How would it work?
To offer this type of advertising Apple would have to access sensitive information. The system, as patented, would access the credit and debit card information of consumers and would monitor their balances. This information would allow businesses to understand how much consumers have available to spend.
To gather this information, consumers would have to first agree, and may need an incentive to actually enter the system. The patent itself is aimed at mobile marketing, as the advertising would be received in a mobile platform.
For technical and in-depth definitions, have a look at the specific claims within the patent application – claim #20 summarises it well.
Smarter spending and effective targeting
When it comes to targeted advertising, market segmentation has always been an important part of any strategy. This patent, if it comes into play, would essentially become a very effective market segmentation tool for e-commerce business.
The tendency to break down brand targeting into smaller segments, is becoming more common. It has led to big social media platforms, such as LinkedIn, to create showcase pages, Google+ to favour communities created by Google+ business profiles and sites like Facebook to increasingly display what their users want to see – and eliminate what they don’t.
The potential is there for this patent to become a tool for marketers, helping them know if their message is reaching the right audience.
And let’s face it – as a consumer, as much as you like those designer shoes or the next tech savvy gadget, they might be too expensive for your current budget.
The ethical debate
For consumers, this patent may open up ethical discussions. Apple has built its reputation on ensuring they have no real interest in selling consumer data – but this patent would run on just that. Apple has patented the ability to implement such a system – but maybe there’s an ulterior motive, such as shielding the idea from competitors. Tech companies tend to apply for patents to stay ahead of the game and prepare for the future. Some patents make it, others don’t.
Even if Apple does not develop such a system, the ethical debate remains. How far should online businesses go to gather information to guide their advertising? There’s two sides to this – the marketers who welcome data with a smile, and the consumers who have concerns about giving too much information away.
Will the patent become a reality?
Although this system is yet to become a reality, it potentially could be up and running in the not too distant future, encouraging smarter spending by consumers and more effective targeting for marketers. It shows how promising the future of mobile and e-commerce advertising is, and the huge potential of what can be achieved within it.

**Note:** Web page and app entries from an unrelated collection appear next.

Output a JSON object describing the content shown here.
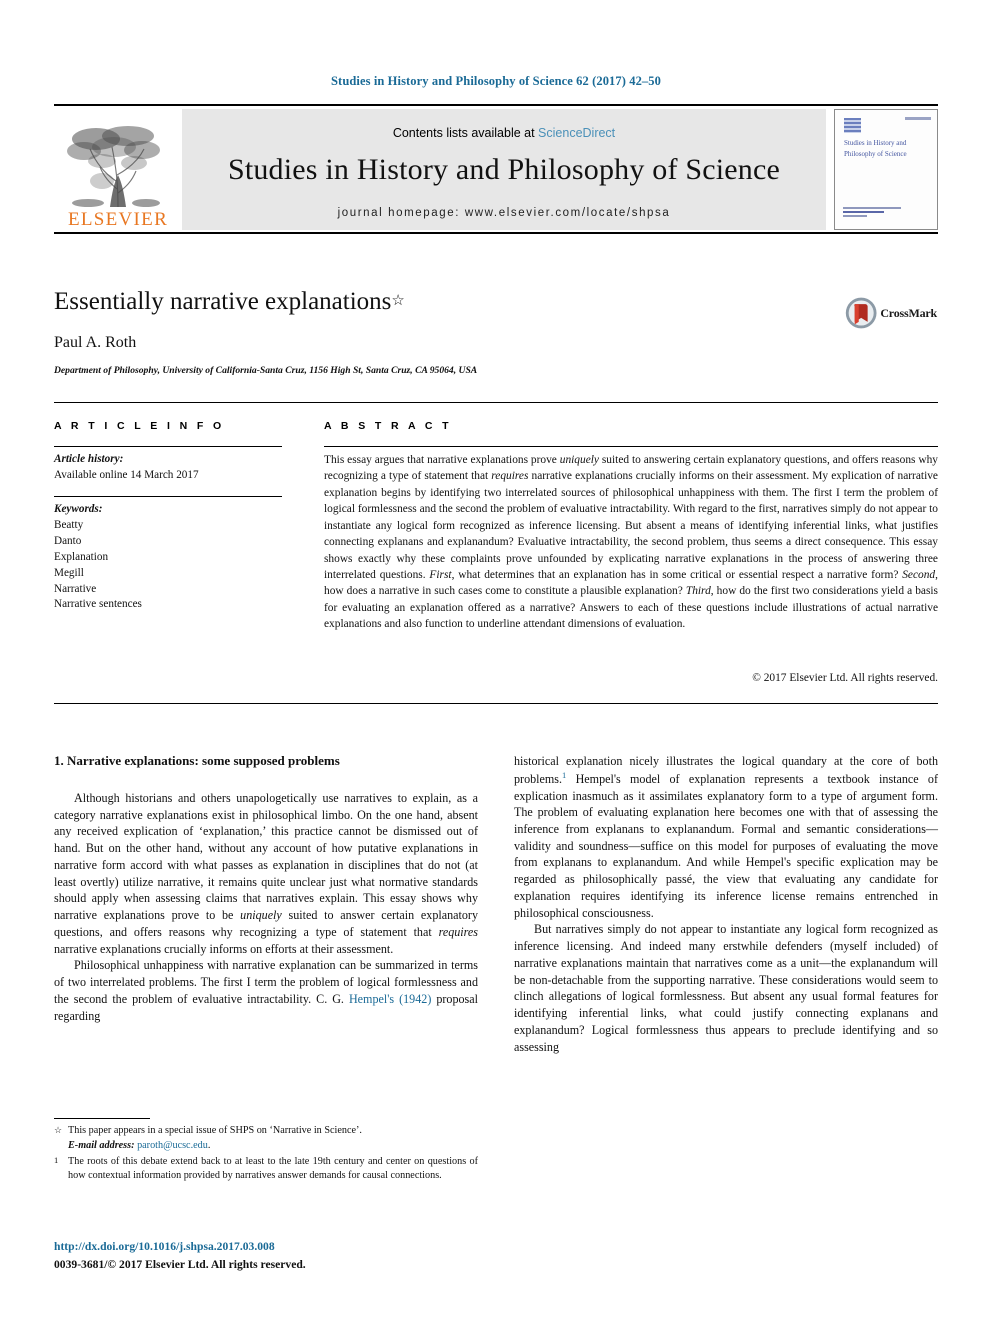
{
  "running_head": "Studies in History and Philosophy of Science 62 (2017) 42–50",
  "masthead": {
    "contents_prefix": "Contents lists available at ",
    "sciencedirect_link": "ScienceDirect",
    "journal_title": "Studies in History and Philosophy of Science",
    "homepage_line": "journal homepage: www.elsevier.com/locate/shpsa",
    "publisher_wordmark": "ELSEVIER",
    "cover_title": "Studies in History and Philosophy of Science",
    "link_color": "#4a90b8",
    "wordmark_color": "#e87722",
    "band_color": "#e7e7e7"
  },
  "article": {
    "title": "Essentially narrative explanations",
    "title_footnote_marker": "☆",
    "author": "Paul A. Roth",
    "affiliation": "Department of Philosophy, University of California-Santa Cruz, 1156 High St, Santa Cruz, CA 95064, USA",
    "crossmark_label": "CrossMark"
  },
  "article_info": {
    "heading": "A R T I C L E  I N F O",
    "history_label": "Article history:",
    "history_value": "Available online 14 March 2017",
    "keywords_label": "Keywords:",
    "keywords": [
      "Beatty",
      "Danto",
      "Explanation",
      "Megill",
      "Narrative",
      "Narrative sentences"
    ]
  },
  "abstract": {
    "heading": "A B S T R A C T",
    "paragraph_html": "This essay argues that narrative explanations prove <em>uniquely</em> suited to answering certain explanatory questions, and offers reasons why recognizing a type of statement that <em>requires</em> narrative explanations crucially informs on their assessment. My explication of narrative explanation begins by identifying two interrelated sources of philosophical unhappiness with them. The first I term the problem of logical formlessness and the second the problem of evaluative intractability. With regard to the first, narratives simply do not appear to instantiate any logical form recognized as inference licensing. But absent a means of identifying inferential links, what justifies connecting explanans and explanandum? Evaluative intractability, the second problem, thus seems a direct consequence. This essay shows exactly why these complaints prove unfounded by explicating narrative explanations in the process of answering three interrelated questions. <em>First</em>, what determines that an explanation has in some critical or essential respect a narrative form? <em>Second</em>, how does a narrative in such cases come to constitute a plausible explanation? <em>Third</em>, how do the first two considerations yield a basis for evaluating an explanation offered as a narrative? Answers to each of these questions include illustrations of actual narrative explanations and also function to underline attendant dimensions of evaluation.",
    "copyright": "© 2017 Elsevier Ltd. All rights reserved."
  },
  "body": {
    "section_heading": "1. Narrative explanations: some supposed problems",
    "left_column_html": [
      "Although historians and others unapologetically use narratives to explain, as a category narrative explanations exist in philosophical limbo. On the one hand, absent any received explication of ‘explanation,’ this practice cannot be dismissed out of hand. But on the other hand, without any account of how putative explanations in narrative form accord with what passes as explanation in disciplines that do not (at least overtly) utilize narrative, it remains quite unclear just what normative standards should apply when assessing claims that narratives explain. This essay shows why narrative explanations prove to be <em>uniquely</em> suited to answer certain explanatory questions, and offers reasons why recognizing a type of statement that <em>requires</em> narrative explanations crucially informs on efforts at their assessment.",
      "Philosophical unhappiness with narrative explanation can be summarized in terms of two interrelated problems. The first I term the problem of logical formlessness and the second the problem of evaluative intractability. C. G. <span class=\"ref-link\" data-name=\"citation-link-hempel\" data-interactable=\"true\">Hempel's (1942)</span> proposal regarding"
    ],
    "right_column_html": [
      "historical explanation nicely illustrates the logical quandary at the core of both problems.<sup class=\"fn-ref\" data-name=\"footnote-reference-1\" data-interactable=\"true\">1</sup> Hempel's model of explanation represents a textbook instance of explication inasmuch as it assimilates explanatory form to a type of argument form. The problem of evaluating explanation here becomes one with that of assessing the inference from explanans to explanandum. Formal and semantic considerations—validity and soundness—suffice on this model for purposes of evaluating the move from explanans to explanandum. And while Hempel's specific explication may be regarded as philosophically passé, the view that evaluating any candidate for explanation requires identifying its inference license remains entrenched in philosophical consciousness.",
      "But narratives simply do not appear to instantiate any logical form recognized as inference licensing. And indeed many erstwhile defenders (myself included) of narrative explanations maintain that narratives come as a unit—the explanandum will be non-detachable from the supporting narrative. These considerations would seem to clinch allegations of logical formlessness. But absent any usual formal features for identifying inferential links, what could justify connecting explanans and explanandum? Logical formlessness thus appears to preclude identifying and so assessing"
    ]
  },
  "footnotes": {
    "star_marker": "☆",
    "star_text": "This paper appears in a special issue of SHPS on ‘Narrative in Science’.",
    "email_label": "E-mail address:",
    "email": "paroth@ucsc.edu",
    "num_marker": "1",
    "num_text": "The roots of this debate extend back to at least to the late 19th century and center on questions of how contextual information provided by narratives answer demands for causal connections."
  },
  "footer": {
    "doi": "http://dx.doi.org/10.1016/j.shpsa.2017.03.008",
    "issn_line": "0039-3681/© 2017 Elsevier Ltd. All rights reserved.",
    "link_color": "#1a6a96"
  }
}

Do you believe this patent is inevitable? From an e-commerce standpoint I would say yes. But as a consumer, would you readily share your financial information, to be targeted only with what you can afford? Leave a comment below to let us know what you think.